In this article...

Watch Our Video
Kevin O'Flaherty

There is a direct correlation between parental rights and child support. When you become a parent, you’re not only responsible for your child’s emotional and physical wellbeing but also for their financial support. Just because you are not permitted to have parenting time, does not necessarily mean that you can stop paying child support. One instance where child support may end is the termination of parental rights. The termination of parental rights is a legal process that results in the permanent severance of the legal relationship between a parent and their child.

How Does the Award of Parenting Time Impact Child Support?

The most important concept to understand with respect to this question is that child support obligations are not tied to parenting time and responsibility or the right of the obligor to spend time with the child.  According to Illinois law, both parents have an obligation to financially support their children, even in the absence of parenting rights.  

It should be noted that in shared parenting situations, spending more time with the child can reduce the amount of child support.   

Does a Parent Who is Not Awarded Parenting Time in a Divorce Have to Pay Child Support?

When parents are married and get a divorce, the law presumes that the husband is the father.  A child support order will be entered as part of the divorce case.  Parenting time and responsibility will also be adjudicated as part of that case.  However, even in cases where one parent is not permitted to have parenting time, child support will still always be required if the child is a minor.  

When is an Unwed Father Required to Pay Child Support?

When parents are unwed, child support will not be required until paternity has been established.  Once paternity has been established, the father will be financially obligated to support the child through child support, but will not automatically have any rights to access the child.  The father’s parenting time and responsibility can be determined either as part of a paternity proceeding, or in a separate hearing (this often occurs when the father voluntarily acknowledges paternity).  As in a divorce, if the father is never awarded parenting time or responsibility, he will still be obligated to pay child support.

Can I Stop Paying Child Support if the Other Parent Violates the Parenting Agreement?

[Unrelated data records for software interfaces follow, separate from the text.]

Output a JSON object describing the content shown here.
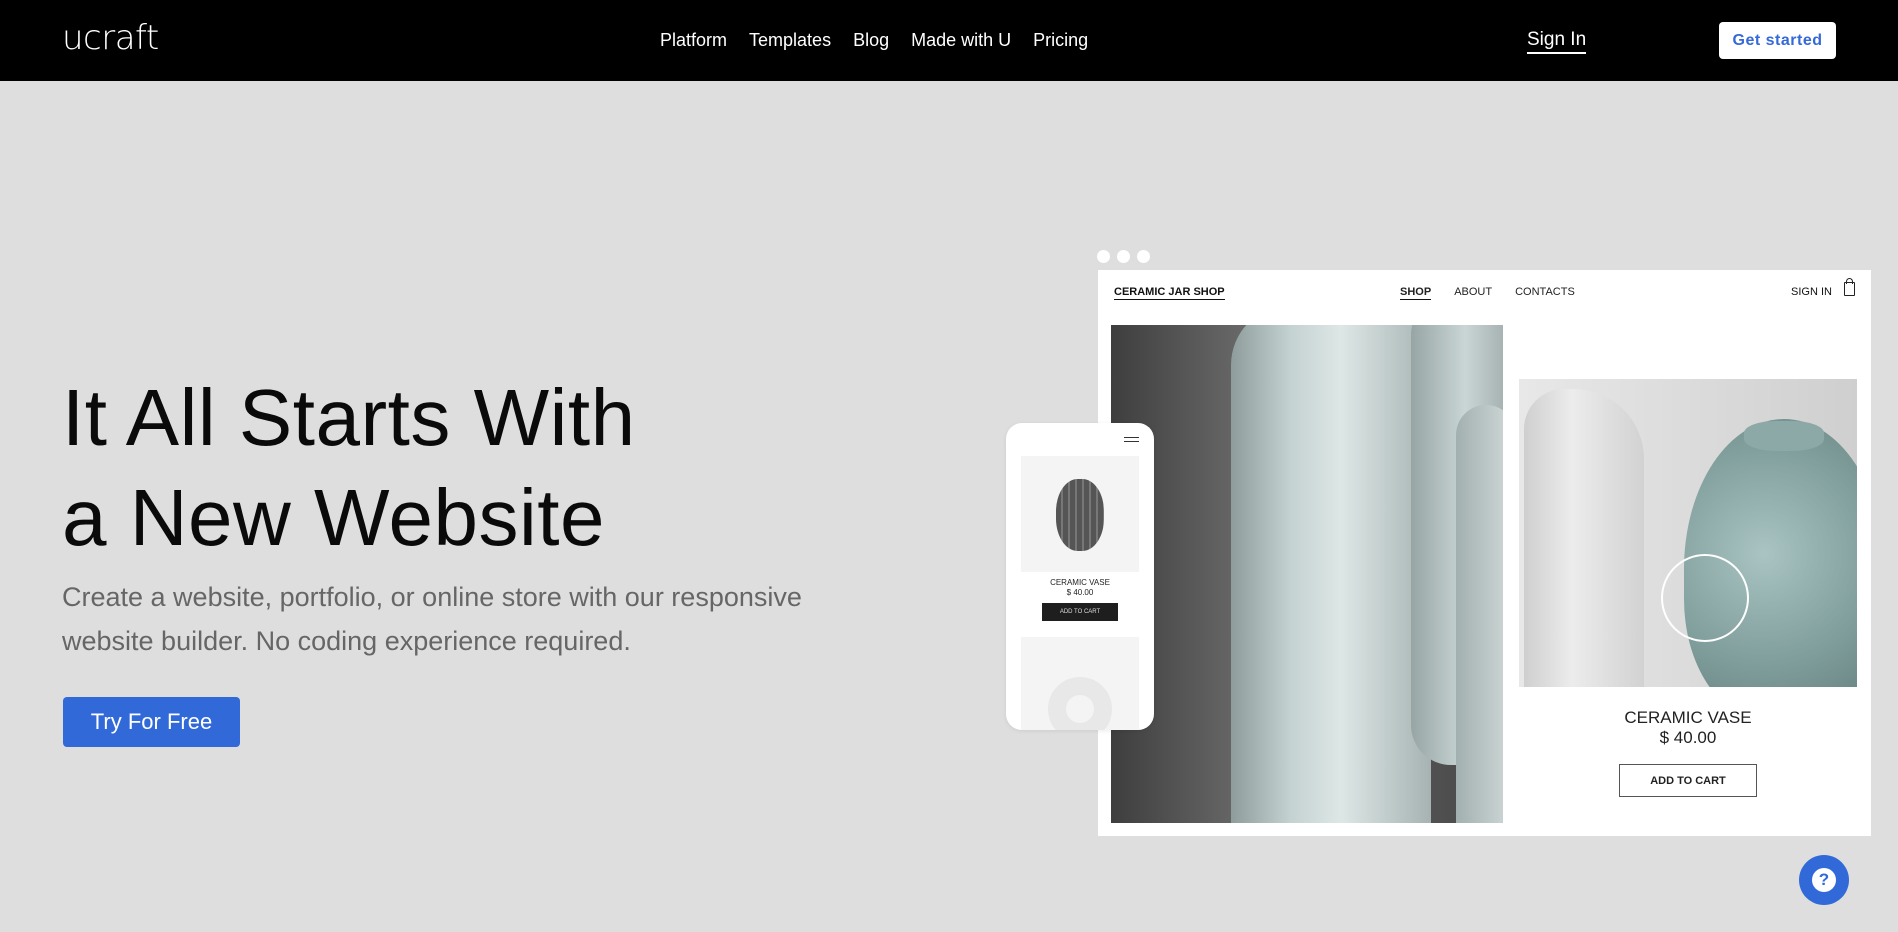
{
  "header": {
    "logo": "ucraft",
    "nav": [
      "Platform",
      "Templates",
      "Blog",
      "Made with U",
      "Pricing"
    ],
    "sign_in": "Sign In",
    "get_started": "Get started"
  },
  "hero": {
    "title_line1": "It All Starts With",
    "title_line2": "a New Website",
    "subtitle": "Create a website, portfolio, or online store with our responsive website builder. No coding experience required.",
    "cta": "Try For Free"
  },
  "preview": {
    "shop_name": "CERAMIC JAR SHOP",
    "nav": [
      "SHOP",
      "ABOUT",
      "CONTACTS"
    ],
    "active_nav": "SHOP",
    "sign_in": "SIGN IN",
    "product": {
      "name": "CERAMIC VASE",
      "price": "$ 40.00",
      "add_to_cart": "ADD TO CART"
    },
    "mobile_product": {
      "name": "CERAMIC VASE",
      "price": "$ 40.00",
      "add_to_cart": "ADD TO CART"
    }
  },
  "help": {
    "icon": "question-icon",
    "label": "?"
  },
  "colors": {
    "accent": "#3269d9",
    "topbar": "#000000",
    "background": "#dedede"
  }
}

If the residential parent violates the Parenting Agreement or parenting order by not allowing the other parent to engage in parenting time as required by the order, the other parent may not simply stop paying child support.  The parent whose rights have been violated has recourse through the court system to enforce the parenting agreement.  However, he or she must continue to pay child support throughout the process.  

Do I Have to Pay Child Support if My Parental Rights Have Been Terminated?

One situation in which a biological parent is not required to continue to pay child support is if his or her parental rights have been terminated either voluntarily or involuntarily.  Termination of parental rights is a legally different concept from a court not allowing a parent to have access to the child.  Generally, courts only terminate parental rights if another parent is willing to step into the shoes of the parent whose rights are being terminated.  This generally occurs when the child is put up for adoption or adopted by the other parent’s spouse.  

When parental rights are terminated, the parent whose rights are terminated will no longer have a parental relationship with the child.  This means that he or she will not have any rights to see or communicate with the child and will also no longer have the obligation to financially support the child.

Alternatives to Terminating Parental Rights

The decision to terminate parental rights is grave and carries enduring consequences. Therefore, it’s important to consider alternatives before making such a drastic decision.

Modification of Child Support Orders

Modifying child support orders presents an alternative to terminating parental rights and can help a parent avoid paying child support if they experience significant changes in their financial circumstances, such as job loss or a decrease in income.

Temporary changes, like a medical emergency or temporary job loss, can lead to temporary modifications of child support. Permanent modifications can be granted because of long-term financial changes, changes in the child’s needs, or changes in custody. However, all child support order changes must be legally enforceable and can be automatically adjusted according to changes in the cost of living.

Establishing a New Parenting Plan

Formulating a new parenting plan is another viable alternative. This can redefine the time a parent spends with their child and may also impact child support arrangements.

In some jurisdictions, if a parent previously had their parental rights involuntarily terminated but circumstances change, and they prove they can care for their child, parental rights may be reinstated. Custody modifications can also serve as an alternative to terminating parental rights, providing a way to address changes in a father’s ability to care for and spend time with their children. However, to ensure their effectiveness and enforcement, new parenting plans must be formalized through the legal system.

Disclaimer: The information provided on this blog is intended for general informational purposes only and should not be construed as legal advice on any subject matter. This information is not intended to create, and receipt or viewing does not constitute an attorney-client relationship. Each individual's legal needs are unique, and these materials may not be applicable to your legal situation. Always seek the advice of a competent attorney with any questions you may have regarding a legal issue. Do not disregard professional legal advice or delay in seeking it because of something you have read on this blog.


Get my FREE E-Book

Similar Articles

Learn about Law